Your task is to gather the lines below that hold the string "desc".

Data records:
____________
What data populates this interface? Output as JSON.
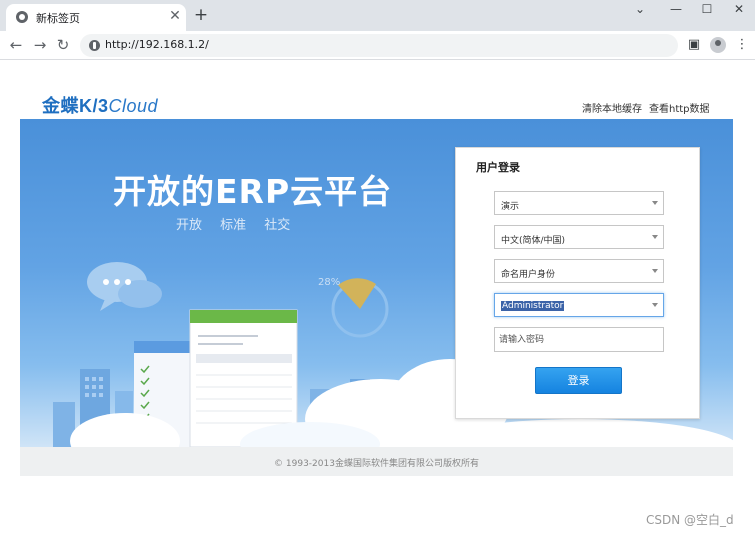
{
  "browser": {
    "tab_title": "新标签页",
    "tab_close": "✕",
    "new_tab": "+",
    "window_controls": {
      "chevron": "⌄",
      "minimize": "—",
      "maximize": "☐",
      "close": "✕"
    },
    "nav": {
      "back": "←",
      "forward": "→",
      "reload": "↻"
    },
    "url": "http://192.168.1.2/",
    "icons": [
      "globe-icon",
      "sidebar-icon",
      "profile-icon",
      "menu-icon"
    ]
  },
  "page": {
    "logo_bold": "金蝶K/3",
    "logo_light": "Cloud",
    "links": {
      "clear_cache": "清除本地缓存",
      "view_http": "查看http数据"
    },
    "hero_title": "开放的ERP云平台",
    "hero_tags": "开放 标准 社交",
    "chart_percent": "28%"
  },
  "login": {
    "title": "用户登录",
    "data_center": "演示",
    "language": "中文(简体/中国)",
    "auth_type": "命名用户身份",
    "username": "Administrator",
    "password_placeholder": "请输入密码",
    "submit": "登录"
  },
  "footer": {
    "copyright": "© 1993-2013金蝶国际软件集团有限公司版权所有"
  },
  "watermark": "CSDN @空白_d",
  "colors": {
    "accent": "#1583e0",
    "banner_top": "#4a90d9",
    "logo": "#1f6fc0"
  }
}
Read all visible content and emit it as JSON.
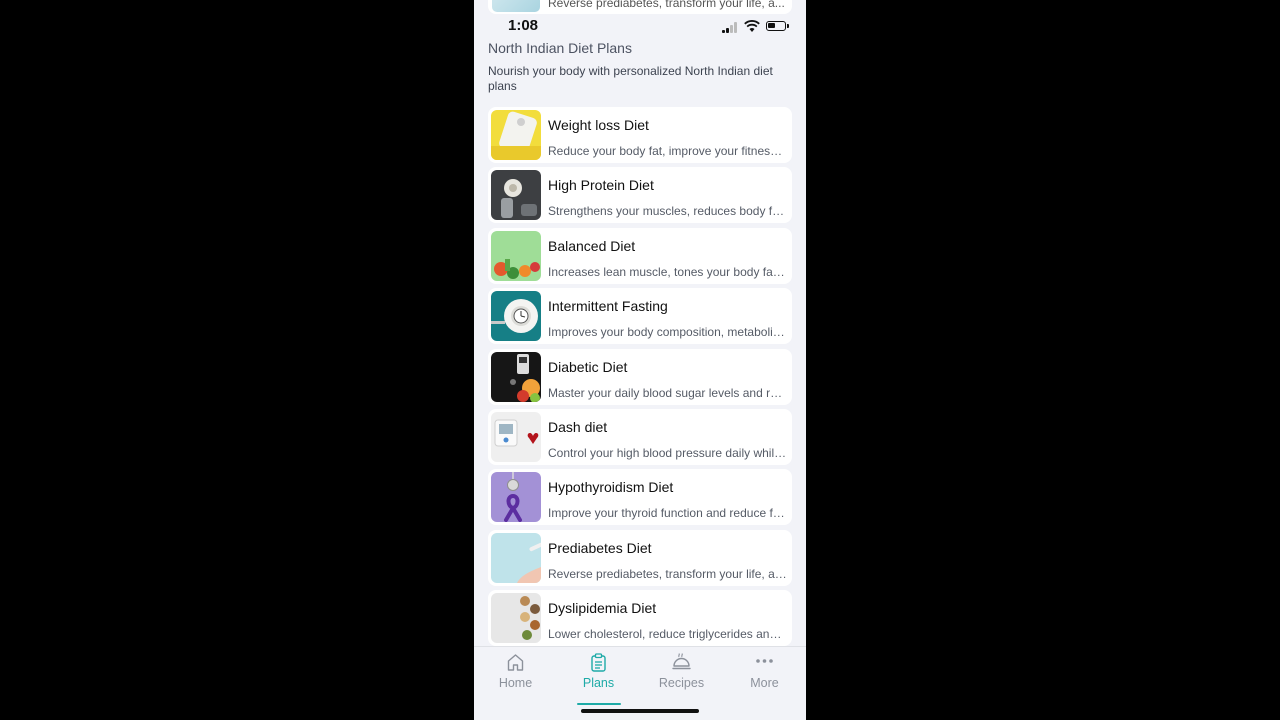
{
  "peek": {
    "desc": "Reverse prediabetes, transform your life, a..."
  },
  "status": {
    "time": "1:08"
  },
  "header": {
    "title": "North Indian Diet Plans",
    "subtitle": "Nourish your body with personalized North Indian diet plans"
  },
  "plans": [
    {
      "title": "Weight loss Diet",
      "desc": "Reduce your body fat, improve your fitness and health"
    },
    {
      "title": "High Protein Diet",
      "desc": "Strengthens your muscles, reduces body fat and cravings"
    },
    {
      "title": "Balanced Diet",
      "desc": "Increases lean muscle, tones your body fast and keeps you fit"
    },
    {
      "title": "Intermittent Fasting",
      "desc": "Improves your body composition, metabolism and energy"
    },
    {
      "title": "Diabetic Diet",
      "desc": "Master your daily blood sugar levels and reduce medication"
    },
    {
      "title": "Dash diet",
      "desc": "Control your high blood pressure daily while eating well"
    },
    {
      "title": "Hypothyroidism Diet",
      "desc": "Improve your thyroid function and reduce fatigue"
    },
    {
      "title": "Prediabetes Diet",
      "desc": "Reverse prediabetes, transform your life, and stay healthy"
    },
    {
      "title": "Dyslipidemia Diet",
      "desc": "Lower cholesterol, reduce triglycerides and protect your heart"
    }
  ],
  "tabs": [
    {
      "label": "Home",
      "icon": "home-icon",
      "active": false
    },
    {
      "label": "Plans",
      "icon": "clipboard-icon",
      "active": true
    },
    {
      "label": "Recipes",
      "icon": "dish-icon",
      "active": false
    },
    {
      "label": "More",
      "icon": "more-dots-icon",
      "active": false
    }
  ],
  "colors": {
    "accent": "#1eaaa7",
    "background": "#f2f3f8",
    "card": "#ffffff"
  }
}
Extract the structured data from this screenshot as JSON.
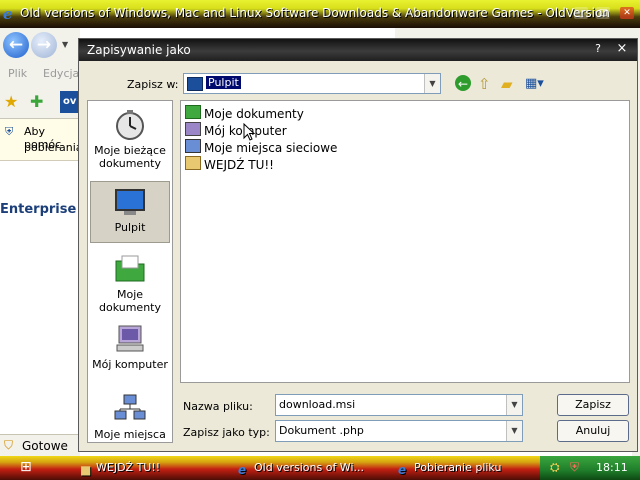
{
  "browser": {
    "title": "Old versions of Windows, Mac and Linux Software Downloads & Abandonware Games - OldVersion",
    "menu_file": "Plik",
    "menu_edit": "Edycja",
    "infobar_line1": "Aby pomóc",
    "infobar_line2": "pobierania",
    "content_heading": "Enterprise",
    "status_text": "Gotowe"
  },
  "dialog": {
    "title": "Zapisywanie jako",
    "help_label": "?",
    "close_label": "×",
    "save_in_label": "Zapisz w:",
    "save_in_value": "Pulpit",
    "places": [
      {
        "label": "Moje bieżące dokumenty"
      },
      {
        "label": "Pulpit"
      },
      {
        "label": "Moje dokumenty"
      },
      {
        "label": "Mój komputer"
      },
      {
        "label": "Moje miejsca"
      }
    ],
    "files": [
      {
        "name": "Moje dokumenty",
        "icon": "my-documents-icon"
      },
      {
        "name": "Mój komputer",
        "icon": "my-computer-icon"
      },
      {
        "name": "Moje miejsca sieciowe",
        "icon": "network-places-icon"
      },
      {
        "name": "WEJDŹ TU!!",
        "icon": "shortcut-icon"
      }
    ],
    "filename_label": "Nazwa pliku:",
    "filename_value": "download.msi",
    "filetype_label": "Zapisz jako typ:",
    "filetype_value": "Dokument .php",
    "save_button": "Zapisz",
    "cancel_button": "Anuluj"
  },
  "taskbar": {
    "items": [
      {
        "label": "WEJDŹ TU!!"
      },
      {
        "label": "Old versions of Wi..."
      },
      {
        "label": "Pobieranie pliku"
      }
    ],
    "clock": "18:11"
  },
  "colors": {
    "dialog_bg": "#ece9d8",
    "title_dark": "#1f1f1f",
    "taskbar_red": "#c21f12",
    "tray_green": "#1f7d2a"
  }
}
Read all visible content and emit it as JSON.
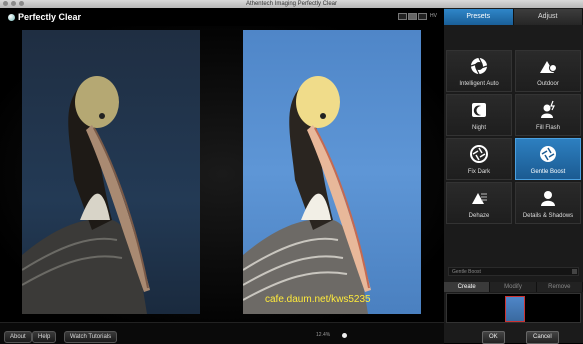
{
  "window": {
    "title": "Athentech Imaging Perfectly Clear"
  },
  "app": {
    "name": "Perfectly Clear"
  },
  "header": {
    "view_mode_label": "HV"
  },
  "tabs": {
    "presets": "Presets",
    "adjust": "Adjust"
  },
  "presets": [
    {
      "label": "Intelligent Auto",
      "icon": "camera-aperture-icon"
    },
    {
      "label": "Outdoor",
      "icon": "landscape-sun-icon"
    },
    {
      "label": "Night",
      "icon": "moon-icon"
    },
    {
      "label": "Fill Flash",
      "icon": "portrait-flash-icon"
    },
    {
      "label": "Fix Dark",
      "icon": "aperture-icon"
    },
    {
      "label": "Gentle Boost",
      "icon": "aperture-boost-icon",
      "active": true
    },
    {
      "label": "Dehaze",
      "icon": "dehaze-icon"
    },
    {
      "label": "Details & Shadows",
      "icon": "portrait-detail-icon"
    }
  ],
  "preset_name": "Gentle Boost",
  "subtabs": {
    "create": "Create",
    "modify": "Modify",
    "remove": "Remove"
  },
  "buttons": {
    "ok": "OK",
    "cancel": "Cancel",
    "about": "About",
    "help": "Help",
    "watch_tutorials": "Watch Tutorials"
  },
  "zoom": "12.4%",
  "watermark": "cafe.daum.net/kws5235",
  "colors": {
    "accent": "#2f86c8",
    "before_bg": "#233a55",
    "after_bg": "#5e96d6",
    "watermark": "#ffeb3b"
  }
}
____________
Answer to this exercise:
    "desc": "Reverse prediabetes, transform your life, a..."
      "desc": "Reduce your body fat, improve your fitness and health"
      "desc": "Strengthens your muscles, reduces body fat and cravings"
      "desc": "Increases lean muscle, tones your body fast and keeps you fit"
      "desc": "Improves your body composition, metabolism and energy"
      "desc": "Master your daily blood sugar levels and reduce medication"
      "desc": "Control your high blood pressure daily while eating well"
      "desc": "Improve your thyroid function and reduce fatigue"
      "desc": "Reverse prediabetes, transform your life, and stay healthy"
      "desc": "Lower cholesterol, reduce triglycerides and protect your heart"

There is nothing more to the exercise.